• _Exercise brief_: The answer must consist of every line from the entries below that contains the word "link".

• _Supplied material_:
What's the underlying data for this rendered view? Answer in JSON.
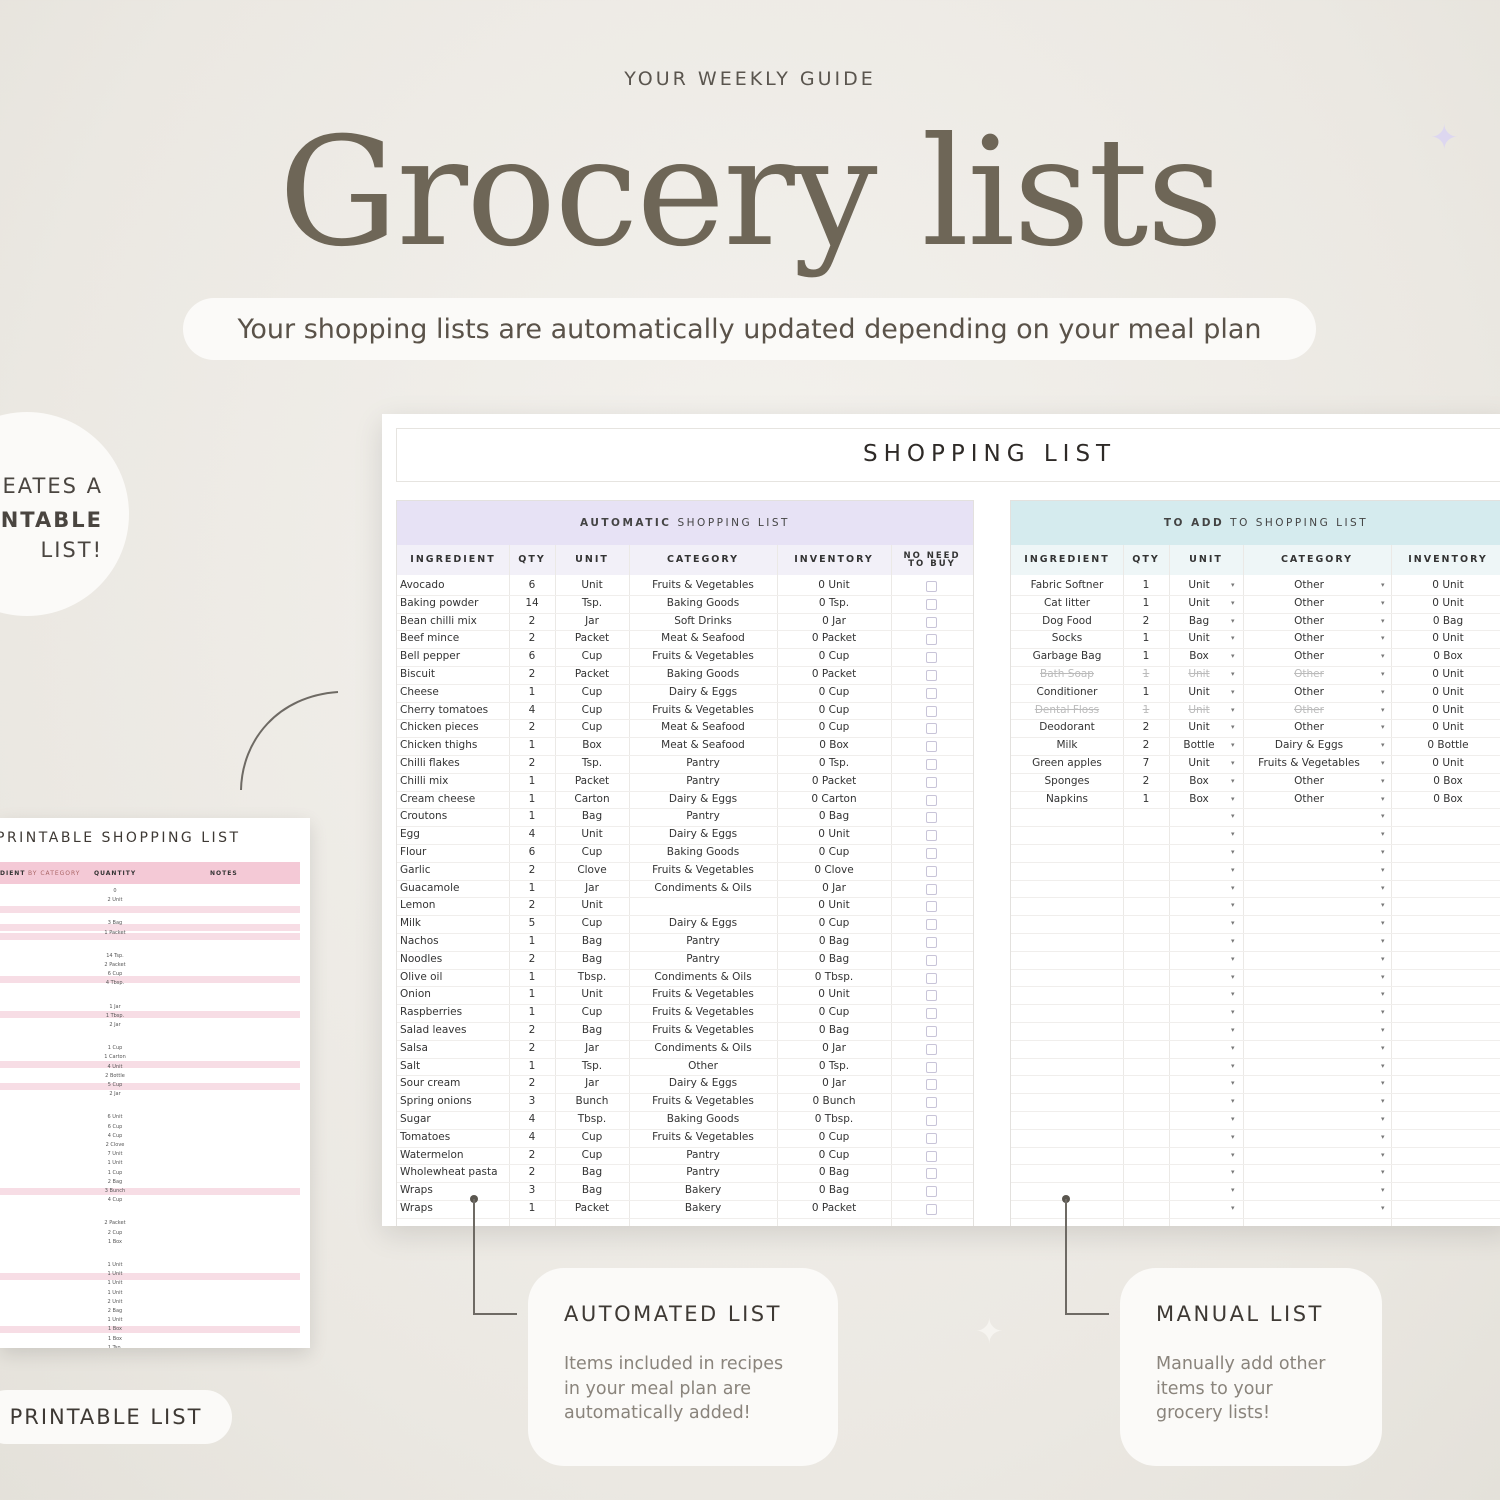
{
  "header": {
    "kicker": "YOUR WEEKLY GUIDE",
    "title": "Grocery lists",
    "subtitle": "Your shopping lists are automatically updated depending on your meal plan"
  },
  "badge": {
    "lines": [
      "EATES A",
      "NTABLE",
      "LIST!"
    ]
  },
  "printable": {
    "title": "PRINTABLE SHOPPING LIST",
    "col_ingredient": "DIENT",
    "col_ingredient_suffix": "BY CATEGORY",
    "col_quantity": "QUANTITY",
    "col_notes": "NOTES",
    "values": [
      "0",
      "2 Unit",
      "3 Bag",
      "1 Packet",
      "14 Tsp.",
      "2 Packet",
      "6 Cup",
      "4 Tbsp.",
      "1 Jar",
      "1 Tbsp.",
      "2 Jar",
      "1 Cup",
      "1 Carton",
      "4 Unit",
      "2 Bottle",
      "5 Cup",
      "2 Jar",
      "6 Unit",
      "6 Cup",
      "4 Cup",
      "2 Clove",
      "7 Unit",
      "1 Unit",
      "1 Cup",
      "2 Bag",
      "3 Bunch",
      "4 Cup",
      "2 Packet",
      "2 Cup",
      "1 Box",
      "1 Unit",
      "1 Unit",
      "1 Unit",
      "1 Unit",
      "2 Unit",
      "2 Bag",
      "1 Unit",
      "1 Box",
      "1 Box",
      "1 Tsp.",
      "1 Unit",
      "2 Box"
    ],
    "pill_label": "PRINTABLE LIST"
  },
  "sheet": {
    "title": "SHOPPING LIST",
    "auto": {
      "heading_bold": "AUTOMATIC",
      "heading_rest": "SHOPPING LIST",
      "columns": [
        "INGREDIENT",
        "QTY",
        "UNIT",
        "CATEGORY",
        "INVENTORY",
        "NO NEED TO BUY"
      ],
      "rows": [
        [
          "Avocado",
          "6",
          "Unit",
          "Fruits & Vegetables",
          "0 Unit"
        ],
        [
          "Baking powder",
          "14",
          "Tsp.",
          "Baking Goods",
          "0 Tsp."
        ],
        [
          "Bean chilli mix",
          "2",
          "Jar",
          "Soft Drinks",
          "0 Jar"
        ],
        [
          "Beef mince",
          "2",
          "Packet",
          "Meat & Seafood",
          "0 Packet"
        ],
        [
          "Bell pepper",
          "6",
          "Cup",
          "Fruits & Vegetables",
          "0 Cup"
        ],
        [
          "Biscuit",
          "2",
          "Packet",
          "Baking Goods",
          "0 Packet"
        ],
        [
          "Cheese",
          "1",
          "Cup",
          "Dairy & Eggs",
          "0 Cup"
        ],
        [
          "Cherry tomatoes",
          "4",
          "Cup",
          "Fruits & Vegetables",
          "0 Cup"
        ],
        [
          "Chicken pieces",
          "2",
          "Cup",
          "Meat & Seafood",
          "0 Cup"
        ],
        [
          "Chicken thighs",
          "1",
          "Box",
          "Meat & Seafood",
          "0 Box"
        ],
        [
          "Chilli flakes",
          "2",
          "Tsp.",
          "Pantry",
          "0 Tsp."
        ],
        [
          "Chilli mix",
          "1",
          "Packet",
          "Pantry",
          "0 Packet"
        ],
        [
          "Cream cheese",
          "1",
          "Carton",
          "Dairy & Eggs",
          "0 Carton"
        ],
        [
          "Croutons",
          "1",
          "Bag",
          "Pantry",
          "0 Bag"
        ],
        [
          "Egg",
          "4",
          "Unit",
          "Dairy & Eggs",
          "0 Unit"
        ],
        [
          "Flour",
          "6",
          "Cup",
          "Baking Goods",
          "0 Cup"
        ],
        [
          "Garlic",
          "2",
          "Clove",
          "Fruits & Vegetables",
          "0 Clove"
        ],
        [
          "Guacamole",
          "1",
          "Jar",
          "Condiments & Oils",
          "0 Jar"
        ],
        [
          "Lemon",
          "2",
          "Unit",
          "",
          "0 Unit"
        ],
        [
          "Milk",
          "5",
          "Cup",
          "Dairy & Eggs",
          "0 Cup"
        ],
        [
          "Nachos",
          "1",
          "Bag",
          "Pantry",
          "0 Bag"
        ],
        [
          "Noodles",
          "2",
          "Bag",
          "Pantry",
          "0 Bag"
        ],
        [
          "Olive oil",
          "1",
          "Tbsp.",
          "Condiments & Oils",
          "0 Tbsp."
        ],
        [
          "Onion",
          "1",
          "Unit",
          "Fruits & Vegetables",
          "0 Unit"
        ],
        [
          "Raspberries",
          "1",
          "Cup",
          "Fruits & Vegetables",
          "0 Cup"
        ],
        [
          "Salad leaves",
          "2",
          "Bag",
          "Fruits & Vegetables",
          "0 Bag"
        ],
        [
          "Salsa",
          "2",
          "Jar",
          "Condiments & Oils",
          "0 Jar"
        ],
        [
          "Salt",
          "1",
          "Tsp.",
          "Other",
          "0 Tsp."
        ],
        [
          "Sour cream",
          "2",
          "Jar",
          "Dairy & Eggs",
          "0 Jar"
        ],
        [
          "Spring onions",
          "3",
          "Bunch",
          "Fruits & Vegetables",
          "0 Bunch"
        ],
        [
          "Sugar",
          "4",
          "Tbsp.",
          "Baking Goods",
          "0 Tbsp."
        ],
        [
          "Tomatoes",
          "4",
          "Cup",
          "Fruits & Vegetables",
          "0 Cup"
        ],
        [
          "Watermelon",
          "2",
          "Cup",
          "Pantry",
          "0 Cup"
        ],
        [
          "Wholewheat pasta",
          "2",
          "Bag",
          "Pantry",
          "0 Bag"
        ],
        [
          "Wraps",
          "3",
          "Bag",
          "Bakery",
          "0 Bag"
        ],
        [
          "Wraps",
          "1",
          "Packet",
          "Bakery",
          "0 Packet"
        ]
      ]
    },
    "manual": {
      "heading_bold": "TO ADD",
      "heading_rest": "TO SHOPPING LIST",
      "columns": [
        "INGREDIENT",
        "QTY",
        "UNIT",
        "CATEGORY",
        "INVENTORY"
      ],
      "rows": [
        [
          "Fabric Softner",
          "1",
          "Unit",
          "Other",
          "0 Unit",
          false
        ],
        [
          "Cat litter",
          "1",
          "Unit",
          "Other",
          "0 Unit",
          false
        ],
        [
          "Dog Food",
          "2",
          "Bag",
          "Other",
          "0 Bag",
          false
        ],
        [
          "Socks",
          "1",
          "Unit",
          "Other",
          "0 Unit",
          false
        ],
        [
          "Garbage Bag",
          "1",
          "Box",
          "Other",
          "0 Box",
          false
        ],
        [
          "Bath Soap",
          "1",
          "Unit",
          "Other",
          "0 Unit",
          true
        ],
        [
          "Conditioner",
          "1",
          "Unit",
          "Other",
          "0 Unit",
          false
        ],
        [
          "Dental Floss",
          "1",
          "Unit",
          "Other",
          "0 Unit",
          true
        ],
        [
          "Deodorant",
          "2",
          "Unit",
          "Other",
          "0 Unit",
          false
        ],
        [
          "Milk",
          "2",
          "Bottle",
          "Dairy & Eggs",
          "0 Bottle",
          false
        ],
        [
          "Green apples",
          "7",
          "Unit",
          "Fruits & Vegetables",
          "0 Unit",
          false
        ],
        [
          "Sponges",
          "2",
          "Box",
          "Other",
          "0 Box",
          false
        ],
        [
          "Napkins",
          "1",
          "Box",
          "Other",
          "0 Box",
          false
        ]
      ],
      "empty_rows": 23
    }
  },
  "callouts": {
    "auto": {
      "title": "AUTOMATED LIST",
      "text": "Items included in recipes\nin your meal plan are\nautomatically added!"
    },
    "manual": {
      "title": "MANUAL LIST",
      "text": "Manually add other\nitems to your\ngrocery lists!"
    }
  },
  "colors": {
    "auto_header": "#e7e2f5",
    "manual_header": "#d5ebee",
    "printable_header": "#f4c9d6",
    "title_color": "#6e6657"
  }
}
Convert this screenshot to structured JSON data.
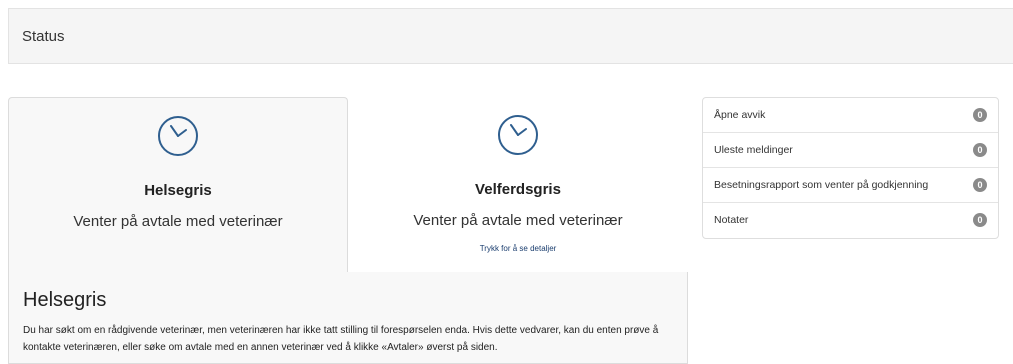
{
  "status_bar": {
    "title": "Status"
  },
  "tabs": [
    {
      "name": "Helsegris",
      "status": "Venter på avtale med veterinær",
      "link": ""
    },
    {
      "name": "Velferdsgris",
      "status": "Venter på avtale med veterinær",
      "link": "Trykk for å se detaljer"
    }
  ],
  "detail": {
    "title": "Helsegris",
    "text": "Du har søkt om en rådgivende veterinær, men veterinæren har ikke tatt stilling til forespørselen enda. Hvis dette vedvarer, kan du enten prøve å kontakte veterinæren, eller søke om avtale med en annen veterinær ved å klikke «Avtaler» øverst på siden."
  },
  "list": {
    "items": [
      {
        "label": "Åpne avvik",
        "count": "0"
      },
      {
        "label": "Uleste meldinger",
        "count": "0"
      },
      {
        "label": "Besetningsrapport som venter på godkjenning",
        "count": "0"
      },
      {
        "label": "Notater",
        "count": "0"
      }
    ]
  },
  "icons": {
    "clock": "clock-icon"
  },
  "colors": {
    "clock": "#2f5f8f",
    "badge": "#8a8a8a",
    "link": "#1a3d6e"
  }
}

• _Exercise response_:
      "link": ""
      "link": "Trykk for å se detaljer"
    "link": "#1a3d6e"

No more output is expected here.